- to fail in a course or examination.
- to fail to get a passing mark in: to flunk math.
- to give a failing grade to; remove (a student) as unqualified from a school or course.
- a failure, as in a course or examination.
- flunk out, to fail and be unable to continue in: He flunked out of flight school.
Origin of flunk
Examples from the Web for flunk
Did President Obama flunk Con Law at his news conference Monday?Obama’s Comments Remind Us How Meaningless ‘Judicial Activism’ Is
April 4, 2012
If Grutter is given more teeth, many affirmative-action programs around the country could flunk constitutional scrutiny.Will the Supreme Court End Affirmative Action?
February 26, 2012
The school is known in wealthy circles as “Dumb White Kids Getting High Together,” but Hilton actually managed to flunk out.A Socialite's Tragic Curtain Call
January 6, 2010
You could flunk every advanced student you had with that one.The Galaxy Primes
Edward Elmer Smith
"Jimmie wants awfully to flunk—and dassent," was her mental comment.American Cookery
Miss Lord will flunk Rosalie if the rest of us don't take care of her.Just Patty
"But you can live, even if you should flunk math," Patty continued reassuringly.
We can flunk Latin and math; but if we flunk any more we're gone.
- to fail or cause to fail to reach the required standard in (an examination, course, etc)
- (intr foll by out) to be dismissed from a school or college through failure in examinations
- a low grade below the pass standard
Word Origin and History for flunk
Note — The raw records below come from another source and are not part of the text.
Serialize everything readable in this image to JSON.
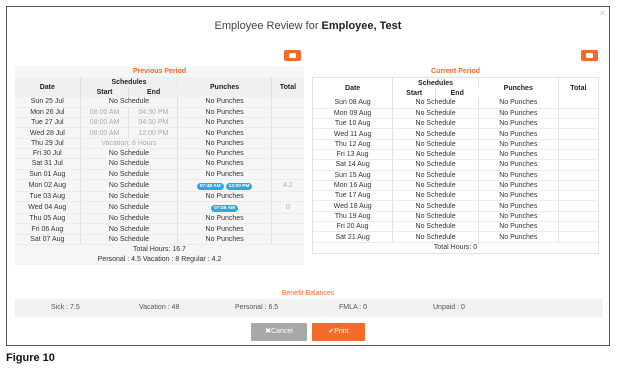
{
  "dialog": {
    "title_prefix": "Employee Review for ",
    "title_name": "Employee, Test",
    "close_glyph": "×"
  },
  "headers": {
    "date": "Date",
    "schedules": "Schedules",
    "start": "Start",
    "end": "End",
    "punches": "Punches",
    "total": "Total"
  },
  "previous": {
    "title": "Previous Period",
    "rows": [
      {
        "date": "Sun 25 Jul",
        "sched": "No Schedule",
        "punches": "No Punches",
        "total": ""
      },
      {
        "date": "Mon 26 Jul",
        "start": "08:00 AM",
        "end": "04:30 PM",
        "punches": "No Punches",
        "total": ""
      },
      {
        "date": "Tue 27 Jul",
        "start": "08:00 AM",
        "end": "04:30 PM",
        "punches": "No Punches",
        "total": ""
      },
      {
        "date": "Wed 28 Jul",
        "start": "08:00 AM",
        "end": "12:00 PM",
        "punches": "No Punches",
        "total": ""
      },
      {
        "date": "Thu 29 Jul",
        "sched": "Vacation: 8 Hours",
        "sched_muted": true,
        "punches": "No Punches",
        "total": ""
      },
      {
        "date": "Fri 30 Jul",
        "sched": "No Schedule",
        "punches": "No Punches",
        "total": ""
      },
      {
        "date": "Sat 31 Jul",
        "sched": "No Schedule",
        "punches": "No Punches",
        "total": ""
      },
      {
        "date": "Sun 01 Aug",
        "sched": "No Schedule",
        "punches": "No Punches",
        "total": ""
      },
      {
        "date": "Mon 02 Aug",
        "sched": "No Schedule",
        "pills": [
          "07:48 AM",
          "12:00 PM"
        ],
        "total": "4.2"
      },
      {
        "date": "Tue 03 Aug",
        "sched": "No Schedule",
        "punches": "No Punches",
        "total": ""
      },
      {
        "date": "Wed 04 Aug",
        "sched": "No Schedule",
        "pills": [
          "07:55 AM"
        ],
        "total": "0"
      },
      {
        "date": "Thu 05 Aug",
        "sched": "No Schedule",
        "punches": "No Punches",
        "total": ""
      },
      {
        "date": "Fri 06 Aug",
        "sched": "No Schedule",
        "punches": "No Punches",
        "total": ""
      },
      {
        "date": "Sat 07 Aug",
        "sched": "No Schedule",
        "punches": "No Punches",
        "total": ""
      }
    ],
    "total_hours": "Total Hours: 16.7",
    "breakdown": "Personal : 4.5  Vacation : 8  Regular : 4.2"
  },
  "current": {
    "title": "Current Period",
    "rows": [
      {
        "date": "Sun 08 Aug",
        "sched": "No Schedule",
        "punches": "No Punches",
        "total": ""
      },
      {
        "date": "Mon 09 Aug",
        "sched": "No Schedule",
        "punches": "No Punches",
        "total": ""
      },
      {
        "date": "Tue 10 Aug",
        "sched": "No Schedule",
        "punches": "No Punches",
        "total": ""
      },
      {
        "date": "Wed 11 Aug",
        "sched": "No Schedule",
        "punches": "No Punches",
        "total": ""
      },
      {
        "date": "Thu 12 Aug",
        "sched": "No Schedule",
        "punches": "No Punches",
        "total": ""
      },
      {
        "date": "Fri 13 Aug",
        "sched": "No Schedule",
        "punches": "No Punches",
        "total": ""
      },
      {
        "date": "Sat 14 Aug",
        "sched": "No Schedule",
        "punches": "No Punches",
        "total": ""
      },
      {
        "date": "Sun 15 Aug",
        "sched": "No Schedule",
        "punches": "No Punches",
        "total": ""
      },
      {
        "date": "Mon 16 Aug",
        "sched": "No Schedule",
        "punches": "No Punches",
        "total": ""
      },
      {
        "date": "Tue 17 Aug",
        "sched": "No Schedule",
        "punches": "No Punches",
        "total": ""
      },
      {
        "date": "Wed 18 Aug",
        "sched": "No Schedule",
        "punches": "No Punches",
        "total": ""
      },
      {
        "date": "Thu 19 Aug",
        "sched": "No Schedule",
        "punches": "No Punches",
        "total": ""
      },
      {
        "date": "Fri 20 Aug",
        "sched": "No Schedule",
        "punches": "No Punches",
        "total": ""
      },
      {
        "date": "Sat 21 Aug",
        "sched": "No Schedule",
        "punches": "No Punches",
        "total": ""
      }
    ],
    "total_hours": "Total Hours: 0"
  },
  "benefits": {
    "title": "Benefit Balances",
    "sick": "Sick : 7.5",
    "vacation": "Vacation : 48",
    "personal": "Personal : 6.5",
    "fmla": "FMLA : 0",
    "unpaid": "Unpaid : 0"
  },
  "buttons": {
    "cancel": "✖Cancel",
    "print": "✔Print"
  },
  "caption": "Figure 10",
  "colors": {
    "accent": "#f26b2a",
    "pill": "#2ea7e8",
    "cancel": "#a8a8a8"
  }
}
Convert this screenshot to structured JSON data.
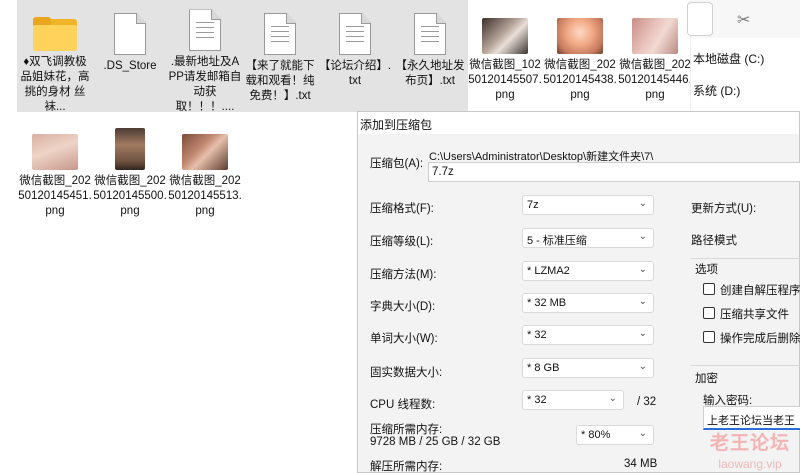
{
  "files_row1": [
    {
      "name": "♦双飞调教极品姐妹花，高挑的身材 丝袜...",
      "icon": "folder-icon",
      "selected": true
    },
    {
      "name": ".DS_Store",
      "icon": "file-icon",
      "selected": true
    },
    {
      "name": ".最新地址及APP请发邮箱自动获取！！！....",
      "icon": "file-icon",
      "selected": true
    },
    {
      "name": "【来了就能下载和观看！纯免费！】.txt",
      "icon": "file-icon",
      "selected": true
    },
    {
      "name": "【论坛介绍】.txt",
      "icon": "file-icon",
      "selected": true
    },
    {
      "name": "【永久地址发布页】.txt",
      "icon": "file-icon",
      "selected": true
    },
    {
      "name": "微信截图_10250120145507.png",
      "icon": "image-thumbnail",
      "selected": false
    },
    {
      "name": "微信截图_20250120145438.png",
      "icon": "image-thumbnail",
      "selected": false
    },
    {
      "name": "微信截图_20250120145446.png",
      "icon": "image-thumbnail",
      "selected": false
    }
  ],
  "files_row2": [
    {
      "name": "微信截图_20250120145451.png",
      "icon": "image-thumbnail"
    },
    {
      "name": "微信截图_20250120145500.png",
      "icon": "image-thumbnail"
    },
    {
      "name": "微信截图_20250120145513.png",
      "icon": "image-thumbnail"
    }
  ],
  "sidebar": {
    "drive_c": "本地磁盘 (C:)",
    "drive_d": "系统 (D:)",
    "cut_icon": "scissors-icon"
  },
  "dialog": {
    "title": "添加到压缩包",
    "archive_label": "压缩包(A):",
    "archive_path": "C:\\Users\\Administrator\\Desktop\\新建文件夹\\7\\",
    "archive_name": "7.7z",
    "format_label": "压缩格式(F):",
    "format_value": "7z",
    "level_label": "压缩等级(L):",
    "level_value": "5 - 标准压缩",
    "method_label": "压缩方法(M):",
    "method_value": "*  LZMA2",
    "dict_label": "字典大小(D):",
    "dict_value": "*  32 MB",
    "word_label": "单词大小(W):",
    "word_value": "*  32",
    "solid_label": "固实数据大小:",
    "solid_value": "*  8 GB",
    "cpu_label": "CPU 线程数:",
    "cpu_value": "*  32",
    "cpu_max": "/ 32",
    "mem_comp_label": "压缩所需内存:",
    "mem_comp_value": "9728 MB / 25 GB / 32 GB",
    "mem_percent": "*  80%",
    "mem_decomp_label": "解压所需内存:",
    "mem_decomp_value": "34 MB",
    "update_label": "更新方式(U):",
    "path_label": "路径模式",
    "options_label": "选项",
    "opt_sfx": "创建自解压程序(X",
    "opt_shared": "压缩共享文件",
    "opt_delete": "操作完成后删除源",
    "encrypt_label": "加密",
    "password_label": "输入密码:",
    "password_value": "上老王论坛当老王"
  },
  "watermark": {
    "main": "老王论坛",
    "sub": "laowang.vip"
  }
}
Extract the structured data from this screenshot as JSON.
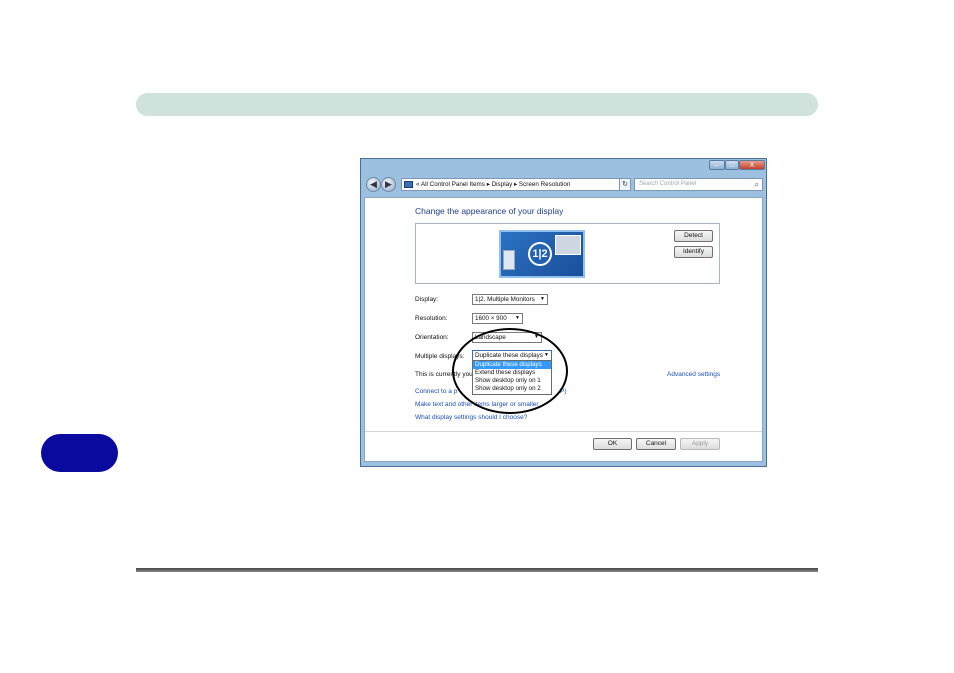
{
  "window": {
    "caption_buttons": {
      "minimize": "–",
      "maximize": "□",
      "close": "X"
    },
    "address_bar": {
      "back": "◀",
      "forward": "▶",
      "path": "«  All Control Panel Items  ▸  Display  ▸  Screen Resolution",
      "dropdown": "▾",
      "refresh": "↻",
      "search_placeholder": "Search Control Panel",
      "search_icon": "⌕"
    },
    "page_title": "Change the appearance of your display",
    "preview": {
      "badge": "1|2"
    },
    "buttons": {
      "detect": "Detect",
      "identify": "Identify",
      "ok": "OK",
      "cancel": "Cancel",
      "apply": "Apply"
    },
    "display": {
      "label": "Display:",
      "value": "1|2. Multiple Monitors"
    },
    "resolution": {
      "label": "Resolution:",
      "value": "1600 × 900"
    },
    "orientation": {
      "label": "Orientation:",
      "value": "Landscape"
    },
    "multiple_displays": {
      "label": "Multiple displays:",
      "value": "Duplicate these displays",
      "options": [
        "Duplicate these displays",
        "Extend these displays",
        "Show desktop only on 1",
        "Show desktop only on 2"
      ]
    },
    "info_text": "This is currently you",
    "links": {
      "advanced": "Advanced settings",
      "connect": "Connect to a p",
      "connect_tail": "P)",
      "text_size": "Make text and other items larger or smaller",
      "choose": "What display settings should I choose?"
    }
  },
  "colors": {
    "header_bar": "#cfe2dc",
    "chapter_tab": "#0a0a9e",
    "link": "#1a4fb8",
    "selection": "#3399ff"
  }
}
1823, American English college slang, original meaning "to back out, give up, fail," traditionally said to be an alteration of British university slang funk "to be frightened, shrink from" (see funk (n.1)). Related: Flunked; flunking.